═══ Data supplied ═══
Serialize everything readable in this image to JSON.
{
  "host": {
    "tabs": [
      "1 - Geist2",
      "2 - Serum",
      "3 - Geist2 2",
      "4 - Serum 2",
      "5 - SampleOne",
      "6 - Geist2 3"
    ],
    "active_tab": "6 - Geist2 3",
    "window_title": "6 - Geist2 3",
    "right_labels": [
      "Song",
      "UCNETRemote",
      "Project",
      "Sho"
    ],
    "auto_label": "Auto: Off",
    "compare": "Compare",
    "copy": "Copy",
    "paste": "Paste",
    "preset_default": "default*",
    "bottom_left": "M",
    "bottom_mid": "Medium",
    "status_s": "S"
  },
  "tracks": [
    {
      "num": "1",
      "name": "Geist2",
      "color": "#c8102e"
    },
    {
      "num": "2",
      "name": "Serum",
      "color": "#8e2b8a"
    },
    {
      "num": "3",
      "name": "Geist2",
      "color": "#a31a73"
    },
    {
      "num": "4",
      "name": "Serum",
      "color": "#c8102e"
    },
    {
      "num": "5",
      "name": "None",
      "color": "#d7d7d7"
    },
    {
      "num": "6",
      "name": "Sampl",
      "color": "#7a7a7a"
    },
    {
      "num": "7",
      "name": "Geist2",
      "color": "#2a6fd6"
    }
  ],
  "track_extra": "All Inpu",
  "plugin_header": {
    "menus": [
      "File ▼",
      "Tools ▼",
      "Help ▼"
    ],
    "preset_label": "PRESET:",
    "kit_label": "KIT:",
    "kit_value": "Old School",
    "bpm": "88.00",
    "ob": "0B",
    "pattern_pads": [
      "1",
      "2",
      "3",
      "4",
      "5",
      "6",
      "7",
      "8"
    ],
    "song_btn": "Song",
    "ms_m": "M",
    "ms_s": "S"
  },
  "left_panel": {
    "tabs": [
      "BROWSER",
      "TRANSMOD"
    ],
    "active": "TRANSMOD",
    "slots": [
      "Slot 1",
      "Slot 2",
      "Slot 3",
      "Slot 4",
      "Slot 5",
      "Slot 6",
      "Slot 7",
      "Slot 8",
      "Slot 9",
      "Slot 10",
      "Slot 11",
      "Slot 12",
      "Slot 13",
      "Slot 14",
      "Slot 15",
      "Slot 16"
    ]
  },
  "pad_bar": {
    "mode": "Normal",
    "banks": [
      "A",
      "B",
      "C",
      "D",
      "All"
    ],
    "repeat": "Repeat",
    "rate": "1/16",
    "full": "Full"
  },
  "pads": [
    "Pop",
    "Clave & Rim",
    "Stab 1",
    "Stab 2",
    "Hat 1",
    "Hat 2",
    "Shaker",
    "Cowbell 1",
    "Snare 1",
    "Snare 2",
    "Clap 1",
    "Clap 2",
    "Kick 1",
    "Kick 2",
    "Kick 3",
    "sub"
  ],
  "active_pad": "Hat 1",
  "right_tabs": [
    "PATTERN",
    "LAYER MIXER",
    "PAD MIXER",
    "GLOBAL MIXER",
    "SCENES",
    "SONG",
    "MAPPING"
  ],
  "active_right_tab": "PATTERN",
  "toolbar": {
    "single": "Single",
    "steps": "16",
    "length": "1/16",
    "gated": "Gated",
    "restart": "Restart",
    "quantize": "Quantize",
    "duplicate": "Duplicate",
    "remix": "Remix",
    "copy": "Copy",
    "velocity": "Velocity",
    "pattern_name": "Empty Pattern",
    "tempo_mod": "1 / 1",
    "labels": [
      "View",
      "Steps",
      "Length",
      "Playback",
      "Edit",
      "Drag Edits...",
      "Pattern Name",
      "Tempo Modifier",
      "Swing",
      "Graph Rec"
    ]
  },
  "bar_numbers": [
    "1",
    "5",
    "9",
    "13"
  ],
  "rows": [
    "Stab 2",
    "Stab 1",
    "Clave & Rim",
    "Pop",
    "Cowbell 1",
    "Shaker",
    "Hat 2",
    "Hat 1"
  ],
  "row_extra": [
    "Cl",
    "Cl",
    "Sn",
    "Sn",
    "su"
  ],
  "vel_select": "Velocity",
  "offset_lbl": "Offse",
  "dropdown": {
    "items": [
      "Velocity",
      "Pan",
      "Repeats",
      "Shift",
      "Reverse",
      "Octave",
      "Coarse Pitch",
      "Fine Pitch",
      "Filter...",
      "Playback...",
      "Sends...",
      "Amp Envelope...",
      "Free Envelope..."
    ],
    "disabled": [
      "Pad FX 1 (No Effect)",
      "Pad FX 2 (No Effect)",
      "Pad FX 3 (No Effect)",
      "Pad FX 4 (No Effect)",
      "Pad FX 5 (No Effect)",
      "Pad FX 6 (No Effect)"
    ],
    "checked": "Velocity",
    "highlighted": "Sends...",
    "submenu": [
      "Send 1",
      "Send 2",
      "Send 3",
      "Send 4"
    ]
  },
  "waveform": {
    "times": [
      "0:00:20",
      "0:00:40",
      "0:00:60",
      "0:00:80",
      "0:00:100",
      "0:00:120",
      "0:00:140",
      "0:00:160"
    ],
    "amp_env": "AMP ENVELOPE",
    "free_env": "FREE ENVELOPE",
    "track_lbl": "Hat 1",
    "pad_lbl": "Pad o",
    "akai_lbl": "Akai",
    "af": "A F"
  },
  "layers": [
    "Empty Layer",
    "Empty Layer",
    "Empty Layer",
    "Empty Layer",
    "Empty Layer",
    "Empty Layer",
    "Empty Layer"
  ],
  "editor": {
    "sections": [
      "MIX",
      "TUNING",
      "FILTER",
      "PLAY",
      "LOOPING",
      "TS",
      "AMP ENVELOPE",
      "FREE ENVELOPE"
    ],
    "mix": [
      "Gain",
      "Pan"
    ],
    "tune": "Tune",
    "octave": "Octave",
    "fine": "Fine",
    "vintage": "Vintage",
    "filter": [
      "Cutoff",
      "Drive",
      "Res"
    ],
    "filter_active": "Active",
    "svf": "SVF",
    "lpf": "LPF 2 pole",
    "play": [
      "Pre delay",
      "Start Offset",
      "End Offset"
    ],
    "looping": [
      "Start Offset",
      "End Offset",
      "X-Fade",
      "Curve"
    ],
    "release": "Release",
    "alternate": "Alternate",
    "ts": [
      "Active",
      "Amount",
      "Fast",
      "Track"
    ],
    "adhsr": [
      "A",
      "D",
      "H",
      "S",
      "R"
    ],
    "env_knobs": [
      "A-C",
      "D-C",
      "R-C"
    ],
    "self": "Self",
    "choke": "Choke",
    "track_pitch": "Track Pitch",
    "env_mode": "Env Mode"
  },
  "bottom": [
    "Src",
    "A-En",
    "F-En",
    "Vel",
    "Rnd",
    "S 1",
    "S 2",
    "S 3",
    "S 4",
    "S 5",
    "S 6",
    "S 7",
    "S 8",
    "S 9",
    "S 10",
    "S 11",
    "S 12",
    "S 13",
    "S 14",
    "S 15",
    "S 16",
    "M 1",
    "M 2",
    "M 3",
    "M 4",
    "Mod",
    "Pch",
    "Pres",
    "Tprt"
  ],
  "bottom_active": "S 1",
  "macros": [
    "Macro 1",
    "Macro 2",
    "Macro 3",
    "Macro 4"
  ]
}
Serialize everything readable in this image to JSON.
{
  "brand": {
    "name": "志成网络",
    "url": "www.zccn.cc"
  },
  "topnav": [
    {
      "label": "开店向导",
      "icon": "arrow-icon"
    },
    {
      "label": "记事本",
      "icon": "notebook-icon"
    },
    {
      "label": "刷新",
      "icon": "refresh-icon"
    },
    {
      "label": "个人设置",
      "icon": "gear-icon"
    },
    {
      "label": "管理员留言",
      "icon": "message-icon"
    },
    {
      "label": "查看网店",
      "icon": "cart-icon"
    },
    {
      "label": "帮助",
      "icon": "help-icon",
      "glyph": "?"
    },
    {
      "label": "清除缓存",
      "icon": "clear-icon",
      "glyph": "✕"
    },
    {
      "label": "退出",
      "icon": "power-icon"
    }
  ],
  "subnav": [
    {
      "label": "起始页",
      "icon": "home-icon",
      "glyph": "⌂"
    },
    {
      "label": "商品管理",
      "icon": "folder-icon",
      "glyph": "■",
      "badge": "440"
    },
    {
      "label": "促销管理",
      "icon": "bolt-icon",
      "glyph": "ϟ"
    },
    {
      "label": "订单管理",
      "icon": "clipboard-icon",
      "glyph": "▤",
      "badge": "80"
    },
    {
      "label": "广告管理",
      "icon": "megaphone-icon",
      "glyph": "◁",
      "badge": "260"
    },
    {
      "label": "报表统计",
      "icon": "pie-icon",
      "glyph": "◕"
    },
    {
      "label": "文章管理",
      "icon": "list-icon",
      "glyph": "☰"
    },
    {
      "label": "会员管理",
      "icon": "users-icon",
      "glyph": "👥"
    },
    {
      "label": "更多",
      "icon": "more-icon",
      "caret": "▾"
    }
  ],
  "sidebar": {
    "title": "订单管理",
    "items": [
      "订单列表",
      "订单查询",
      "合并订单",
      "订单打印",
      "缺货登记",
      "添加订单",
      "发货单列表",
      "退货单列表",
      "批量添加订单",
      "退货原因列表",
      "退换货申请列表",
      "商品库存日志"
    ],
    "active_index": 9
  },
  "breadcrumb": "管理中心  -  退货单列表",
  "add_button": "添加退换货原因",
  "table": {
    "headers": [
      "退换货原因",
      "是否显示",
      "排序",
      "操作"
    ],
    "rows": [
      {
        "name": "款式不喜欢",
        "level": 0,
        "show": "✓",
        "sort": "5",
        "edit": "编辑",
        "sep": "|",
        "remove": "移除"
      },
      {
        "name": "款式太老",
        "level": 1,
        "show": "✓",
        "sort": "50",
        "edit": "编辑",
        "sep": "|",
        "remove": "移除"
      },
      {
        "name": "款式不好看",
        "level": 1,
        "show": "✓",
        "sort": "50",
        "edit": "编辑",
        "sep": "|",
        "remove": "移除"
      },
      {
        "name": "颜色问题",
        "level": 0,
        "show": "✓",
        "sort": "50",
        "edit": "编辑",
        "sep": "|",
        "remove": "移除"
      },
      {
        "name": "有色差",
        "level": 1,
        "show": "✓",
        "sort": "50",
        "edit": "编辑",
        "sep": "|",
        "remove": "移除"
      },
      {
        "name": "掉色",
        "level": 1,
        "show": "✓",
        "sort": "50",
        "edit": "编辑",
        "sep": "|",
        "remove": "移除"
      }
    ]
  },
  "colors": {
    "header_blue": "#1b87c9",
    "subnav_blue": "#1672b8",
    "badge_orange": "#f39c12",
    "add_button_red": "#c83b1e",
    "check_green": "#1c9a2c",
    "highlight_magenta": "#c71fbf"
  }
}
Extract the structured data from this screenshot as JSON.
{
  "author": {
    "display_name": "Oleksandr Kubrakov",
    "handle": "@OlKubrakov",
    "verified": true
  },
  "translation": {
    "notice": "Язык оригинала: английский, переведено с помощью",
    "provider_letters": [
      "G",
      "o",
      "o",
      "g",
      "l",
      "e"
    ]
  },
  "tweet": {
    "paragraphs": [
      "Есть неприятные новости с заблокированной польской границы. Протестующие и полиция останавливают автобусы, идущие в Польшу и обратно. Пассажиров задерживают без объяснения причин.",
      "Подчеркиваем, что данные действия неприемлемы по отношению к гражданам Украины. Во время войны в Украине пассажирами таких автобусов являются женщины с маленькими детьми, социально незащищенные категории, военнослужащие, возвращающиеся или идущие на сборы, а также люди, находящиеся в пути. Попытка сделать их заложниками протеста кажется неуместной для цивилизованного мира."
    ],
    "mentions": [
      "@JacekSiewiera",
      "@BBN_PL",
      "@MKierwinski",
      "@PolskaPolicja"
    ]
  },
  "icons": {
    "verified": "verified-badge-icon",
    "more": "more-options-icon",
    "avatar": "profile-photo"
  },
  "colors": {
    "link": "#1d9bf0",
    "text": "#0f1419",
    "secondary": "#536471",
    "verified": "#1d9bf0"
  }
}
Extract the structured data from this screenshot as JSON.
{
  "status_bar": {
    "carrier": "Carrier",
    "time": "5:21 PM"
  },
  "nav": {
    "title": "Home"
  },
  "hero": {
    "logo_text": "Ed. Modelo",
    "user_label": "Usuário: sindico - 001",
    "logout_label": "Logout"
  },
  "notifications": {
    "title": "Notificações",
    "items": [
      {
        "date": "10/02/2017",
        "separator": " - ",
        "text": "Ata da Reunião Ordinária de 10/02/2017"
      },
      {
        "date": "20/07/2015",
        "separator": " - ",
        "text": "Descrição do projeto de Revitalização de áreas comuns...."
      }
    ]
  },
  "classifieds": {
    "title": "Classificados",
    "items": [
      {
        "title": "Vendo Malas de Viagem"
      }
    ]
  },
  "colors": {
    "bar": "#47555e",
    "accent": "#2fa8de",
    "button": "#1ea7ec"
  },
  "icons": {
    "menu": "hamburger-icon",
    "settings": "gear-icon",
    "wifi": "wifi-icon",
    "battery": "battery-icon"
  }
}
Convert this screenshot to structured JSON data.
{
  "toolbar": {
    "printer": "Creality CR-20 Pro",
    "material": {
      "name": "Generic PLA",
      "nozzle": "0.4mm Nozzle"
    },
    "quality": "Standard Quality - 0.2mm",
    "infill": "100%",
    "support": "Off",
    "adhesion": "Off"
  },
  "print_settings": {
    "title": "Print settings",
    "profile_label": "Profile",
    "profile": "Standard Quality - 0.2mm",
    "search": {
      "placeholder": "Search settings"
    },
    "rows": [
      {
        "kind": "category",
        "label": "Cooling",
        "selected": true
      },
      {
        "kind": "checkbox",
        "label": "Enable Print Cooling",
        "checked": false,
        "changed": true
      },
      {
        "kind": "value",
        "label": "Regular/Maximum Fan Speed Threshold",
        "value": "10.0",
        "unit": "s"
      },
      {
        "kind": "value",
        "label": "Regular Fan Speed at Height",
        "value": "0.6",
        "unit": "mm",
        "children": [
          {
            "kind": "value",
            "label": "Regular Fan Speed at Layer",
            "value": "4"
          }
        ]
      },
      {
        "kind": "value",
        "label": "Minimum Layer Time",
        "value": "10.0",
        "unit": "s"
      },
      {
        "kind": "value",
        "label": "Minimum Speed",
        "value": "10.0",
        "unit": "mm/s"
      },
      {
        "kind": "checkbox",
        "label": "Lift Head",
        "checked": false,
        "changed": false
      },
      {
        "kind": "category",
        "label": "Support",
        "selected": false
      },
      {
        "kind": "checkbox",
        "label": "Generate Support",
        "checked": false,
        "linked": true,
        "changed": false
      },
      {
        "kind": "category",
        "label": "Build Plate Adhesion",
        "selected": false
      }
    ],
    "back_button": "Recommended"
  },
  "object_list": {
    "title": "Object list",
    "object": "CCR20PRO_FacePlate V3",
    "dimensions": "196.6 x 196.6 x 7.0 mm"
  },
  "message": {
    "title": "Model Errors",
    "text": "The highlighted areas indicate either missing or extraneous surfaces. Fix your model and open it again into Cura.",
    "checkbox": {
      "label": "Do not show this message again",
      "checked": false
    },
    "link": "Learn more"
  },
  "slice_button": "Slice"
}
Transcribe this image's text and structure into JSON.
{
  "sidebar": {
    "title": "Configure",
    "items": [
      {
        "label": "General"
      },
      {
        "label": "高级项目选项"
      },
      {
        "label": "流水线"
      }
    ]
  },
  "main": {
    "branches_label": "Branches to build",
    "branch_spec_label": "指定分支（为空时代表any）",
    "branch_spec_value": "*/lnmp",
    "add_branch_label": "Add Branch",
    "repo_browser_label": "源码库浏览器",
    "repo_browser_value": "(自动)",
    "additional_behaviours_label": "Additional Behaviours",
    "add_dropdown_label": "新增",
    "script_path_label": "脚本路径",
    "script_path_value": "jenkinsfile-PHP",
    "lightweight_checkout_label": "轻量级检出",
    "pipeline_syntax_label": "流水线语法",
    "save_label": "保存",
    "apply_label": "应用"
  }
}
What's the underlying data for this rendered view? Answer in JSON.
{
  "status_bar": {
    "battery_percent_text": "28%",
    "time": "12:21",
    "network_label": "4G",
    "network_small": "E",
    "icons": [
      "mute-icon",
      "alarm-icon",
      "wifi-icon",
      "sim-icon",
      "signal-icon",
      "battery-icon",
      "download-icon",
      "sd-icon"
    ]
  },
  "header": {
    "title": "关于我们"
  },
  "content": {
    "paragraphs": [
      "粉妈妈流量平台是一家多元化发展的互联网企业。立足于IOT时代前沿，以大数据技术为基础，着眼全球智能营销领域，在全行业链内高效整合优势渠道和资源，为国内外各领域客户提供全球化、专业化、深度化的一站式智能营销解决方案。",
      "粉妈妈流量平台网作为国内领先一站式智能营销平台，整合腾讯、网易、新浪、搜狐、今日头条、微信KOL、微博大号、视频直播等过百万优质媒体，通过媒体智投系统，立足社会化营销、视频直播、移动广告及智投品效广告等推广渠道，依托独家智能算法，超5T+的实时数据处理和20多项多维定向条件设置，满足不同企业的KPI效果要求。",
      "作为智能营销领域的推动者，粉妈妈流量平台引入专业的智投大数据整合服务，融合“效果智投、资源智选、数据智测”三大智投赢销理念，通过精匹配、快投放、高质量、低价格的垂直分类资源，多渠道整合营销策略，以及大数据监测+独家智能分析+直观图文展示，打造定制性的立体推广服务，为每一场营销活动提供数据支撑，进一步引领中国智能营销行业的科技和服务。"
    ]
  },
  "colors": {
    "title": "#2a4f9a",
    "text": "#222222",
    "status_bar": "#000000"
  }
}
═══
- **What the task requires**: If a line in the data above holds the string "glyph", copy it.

- **Expected output**:
      "glyph": "?"
      "glyph": "✕"
      "glyph": "⌂"
      "glyph": "■",
      "glyph": "ϟ"
      "glyph": "▤",
      "glyph": "◁",
      "glyph": "◕"
      "glyph": "☰"
      "glyph": "👥"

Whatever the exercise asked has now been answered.